The process I currently use is still a long one, though. Each screenshot has to be cropped to the “interesting” parts before the folder can be fed into Collage.py for the end result. How great would it be if we could have a program determine the interesting parts for us? I’ve noticed that my screenshots are usually in one of two forms.

The first and most frequent type is a screenshot of someone saying something clever or interesting. Generally, these screenshots contain the text and the speaker, along with, ideally, those being spoken to and any interesting responses. We can assume the largest block of text on the screen is the focus of the screenshot. We also want the speaker in the shot, so the crop would have to, at least, extend downwards to encompass the speaker.

The second type of screenshot is the action shot. This generally features a bunch of people running about fighting, and centres on the player. These shots do not have to be cropped quite so tidily, and so we will focus on the first type for now.

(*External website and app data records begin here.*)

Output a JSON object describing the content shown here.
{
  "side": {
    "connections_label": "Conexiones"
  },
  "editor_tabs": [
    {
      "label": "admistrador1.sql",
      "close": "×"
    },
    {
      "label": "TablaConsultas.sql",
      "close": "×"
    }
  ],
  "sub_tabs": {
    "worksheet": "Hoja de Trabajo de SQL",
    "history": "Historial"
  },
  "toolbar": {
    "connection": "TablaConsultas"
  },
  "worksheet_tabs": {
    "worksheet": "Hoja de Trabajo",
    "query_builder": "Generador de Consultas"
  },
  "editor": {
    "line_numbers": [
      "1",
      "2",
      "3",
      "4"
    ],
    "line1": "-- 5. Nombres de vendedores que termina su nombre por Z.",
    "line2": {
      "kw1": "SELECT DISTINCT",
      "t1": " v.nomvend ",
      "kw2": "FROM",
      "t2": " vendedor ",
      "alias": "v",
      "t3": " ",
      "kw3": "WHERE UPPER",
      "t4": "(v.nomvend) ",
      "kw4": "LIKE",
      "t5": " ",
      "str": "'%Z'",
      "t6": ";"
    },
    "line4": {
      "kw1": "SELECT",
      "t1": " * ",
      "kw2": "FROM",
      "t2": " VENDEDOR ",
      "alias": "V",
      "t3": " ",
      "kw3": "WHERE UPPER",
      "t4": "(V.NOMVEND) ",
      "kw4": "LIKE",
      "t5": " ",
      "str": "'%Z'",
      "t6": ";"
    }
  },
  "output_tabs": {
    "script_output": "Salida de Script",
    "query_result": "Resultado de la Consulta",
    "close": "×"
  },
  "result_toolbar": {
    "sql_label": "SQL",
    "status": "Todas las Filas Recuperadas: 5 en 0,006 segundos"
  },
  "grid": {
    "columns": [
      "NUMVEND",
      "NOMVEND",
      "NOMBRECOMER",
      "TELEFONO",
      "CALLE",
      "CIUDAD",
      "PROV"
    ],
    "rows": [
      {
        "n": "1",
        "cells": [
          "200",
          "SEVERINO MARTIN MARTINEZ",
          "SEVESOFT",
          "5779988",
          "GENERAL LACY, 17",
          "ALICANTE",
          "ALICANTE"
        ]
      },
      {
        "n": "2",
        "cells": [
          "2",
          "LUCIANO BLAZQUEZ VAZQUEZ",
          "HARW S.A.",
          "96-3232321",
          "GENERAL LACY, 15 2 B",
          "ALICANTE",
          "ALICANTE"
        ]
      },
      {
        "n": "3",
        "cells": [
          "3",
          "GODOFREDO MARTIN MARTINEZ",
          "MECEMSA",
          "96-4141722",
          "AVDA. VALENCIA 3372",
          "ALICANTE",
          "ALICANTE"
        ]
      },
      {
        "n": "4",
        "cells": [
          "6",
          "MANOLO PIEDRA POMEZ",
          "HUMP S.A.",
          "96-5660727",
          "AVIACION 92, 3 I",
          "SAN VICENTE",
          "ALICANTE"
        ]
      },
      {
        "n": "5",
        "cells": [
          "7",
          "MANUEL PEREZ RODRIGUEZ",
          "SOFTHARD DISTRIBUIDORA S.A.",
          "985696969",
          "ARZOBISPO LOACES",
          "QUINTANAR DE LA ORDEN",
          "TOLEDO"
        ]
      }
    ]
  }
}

To get screenshots of interesting text, we need some way to detect when such text is present. Fortunately, the focus of this exercise, online roleplaying game Ultima Online, has very uniform text. Unlike captchas, this text is never obscured or distorted. We should be able to detect it in screenshots fairly simply.

Things we know:

  1. Screen resolution
  2. The bounds of the game window
  3. The text size and font used for in game speech

Constraints:

  1. Desired crop size

Things we hope to detect:

  1. Text placement
  2. Character placement

If we hope to detect text in the screenshots, it is very useful to us that we know the exact size and shape of all letters that can be rendered on screen. With this knowledge, we can compare any set of pixels to our letter templates to see which ones match. We can do this effectively by translating each letter outline to a matrix of integers corresponding to the letter size. A value of 1 means that the pixel is on, a value of 0 means that it is off. The following example is that of the lower case a:

For each pixel, and for each matrix, we simply check that all pixels corresponding to a 1 in the matrix are the same colour. If so, we can somewhat reliably assume that the letter is present. In order to build the matrices, I copied the letters from the font into the following template:

Since we’re not (currently) trying to determine what the text is, only that it is present, it is not necessary for us to order our array of letter templates, or to know which template corresponds to which letter.

letter_height = 17
letter_width = 22
rows, columns = 4, 20

x, y = 1, 1
matrices = {}
for r in rows:
	for c in columns:
		matrix = [][]
		for w in letter_width:
			for h in letter_height:
				if pix( w, h ) is black:
					matrix[w][h] = 1
				else:
					matrix[w][h] = 0
		matrices.append( matrix )

The end result is that we now have a complete list of matrices representing each letter template. Now we can start looking for text in our screenshot.

texts = []
for y in pic:
	for x in pic:
		for matrix in matrices:
			if is_present( matrix, x, y ):
				texts.append( (x,y) )

The advantage of knowing that each pixel should be is that we don’t need to check each pixel. We can duck out at the first failure. On average, we should be able to rule out the presence of a letter within the first two rows, or 44 pixels.

def matrix_is_present( matrix, x, y ):
	found = None
	for ( x, y ) in matrix:
		if matrix( x, y ) = 1:
			if found == False:
				found = colours( x, y )
			else if colours( x, y ) != found:
				return False
	return True

To be continued.